Sexes Eligible for Study:   All
Accepts Healthy Volunteers:   No
Criteria

Inclusion Criteria:

  • All patient transported by CCEMS with ROSC after a medical Cardiac Arrest to hospitals that can continue ITH

Exclusion Criteria:

  • Less than 18
  • Cardiac arrest due to trauma or hemorrhage
  • Pregnant women
  • patients whom are already hypothermic
  • transported to a hospital that can not maintain hypothermia for 24 hours

Information from the National Library of Medicine

To learn more about this study, you or your doctor may contact the study research staff using the contact information provided by the sponsor.

Please refer to this study by its ClinicalTrials.gov identifier (NCT number): NCT01617291


Locations
United States, California
Community Regional Medical Center
Fresno, California, United States, 93701
Sponsors and Collaborators
University of California, San Francisco
Investigators
Principal Investigator: Lori Weichenthal, MD University of California, San Francisco Fresno

Publications:

Responsible Party: Lori Weichenthal, Associate Residency Director, Wilderness Medicine Director, University of California, San Francisco
ClinicalTrials.gov Identifier: NCT01617291     History of Changes
Other Study ID Numbers: 2012051
First Posted: June 12, 2012    Key Record Dates
Last Update Posted: February 14, 2014
Last Verified: February 2014

Keywords provided by Lori Weichenthal, University of California, San Francisco:
Pre-hospital hypothermia
Induced therapeutic hypothermia
Cardiac arrest

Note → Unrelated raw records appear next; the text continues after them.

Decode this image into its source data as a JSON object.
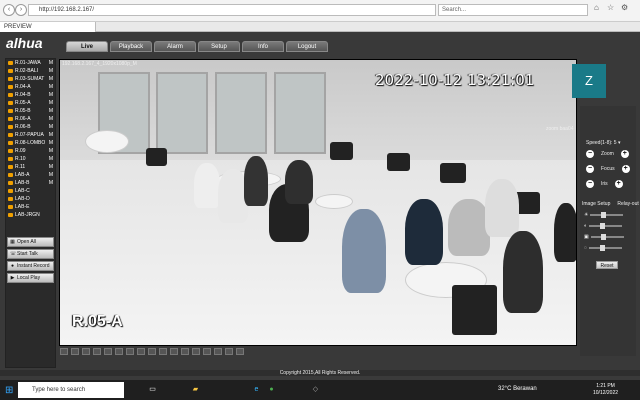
{
  "browser": {
    "address": "http://192.168.2.167/",
    "search_placeholder": "Search...",
    "tab_title": "PREVIEW"
  },
  "app": {
    "logo": "alhua",
    "tabs": [
      "Live",
      "Playback",
      "Alarm",
      "Setup",
      "Info",
      "Logout"
    ],
    "active_tab": "Live",
    "copyright": "Copyright 2015,All Rights Reserved."
  },
  "sidebar": {
    "channels": [
      {
        "label": "R.01-JAWA",
        "marker": "M"
      },
      {
        "label": "R.02-BALI",
        "marker": "M"
      },
      {
        "label": "R.03-SUMAT",
        "marker": "M"
      },
      {
        "label": "R.04-A",
        "marker": "M"
      },
      {
        "label": "R.04-B",
        "marker": "M"
      },
      {
        "label": "R.05-A",
        "marker": "M"
      },
      {
        "label": "R.05-B",
        "marker": "M"
      },
      {
        "label": "R.06-A",
        "marker": "M"
      },
      {
        "label": "R.06-B",
        "marker": "M"
      },
      {
        "label": "R.07-PAPUA",
        "marker": "M"
      },
      {
        "label": "R.08-LOMBO",
        "marker": "M"
      },
      {
        "label": "R.09",
        "marker": "M"
      },
      {
        "label": "R.10",
        "marker": "M"
      },
      {
        "label": "R.11",
        "marker": "M"
      },
      {
        "label": "LAB-A",
        "marker": "M"
      },
      {
        "label": "LAB-B",
        "marker": "M"
      },
      {
        "label": "LAB-C",
        "marker": ""
      },
      {
        "label": "LAB-D",
        "marker": ""
      },
      {
        "label": "LAB-E",
        "marker": ""
      },
      {
        "label": "LAB-JRGN",
        "marker": ""
      }
    ],
    "buttons": [
      "Open All",
      "Start Talk",
      "Instant Record",
      "Local Play"
    ]
  },
  "video": {
    "stream_info": "192.168.2.167_4_1920x1080p_M",
    "timestamp": "2022-10-12 13:21:01",
    "room_label": "R.05-A"
  },
  "zoom": {
    "avatar_letter": "Z",
    "user_label": "zoom baa04"
  },
  "ptz": {
    "speed_label": "Speed(1-8):",
    "speed_value": "5",
    "controls": [
      "Zoom",
      "Focus",
      "Iris"
    ],
    "setup_tabs": [
      "Image Setup",
      "Relay-out"
    ],
    "reset": "Reset",
    "adjustment_levels": [
      0.38,
      0.38,
      0.38,
      0.38
    ]
  },
  "taskbar": {
    "search_placeholder": "Type here to search",
    "weather": "32°C Berawan",
    "time": "1:21 PM",
    "date": "10/12/2022"
  },
  "colors": {
    "app_background": "#393939",
    "channel_icon": "#f0a000",
    "zoom_avatar": "#1a7a88"
  }
}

Additional relevant MeSH terms:
Heart Arrest
Hypothermia
Heart Diseases
Cardiovascular Diseases
Body Temperature Changes
Signs and Symptoms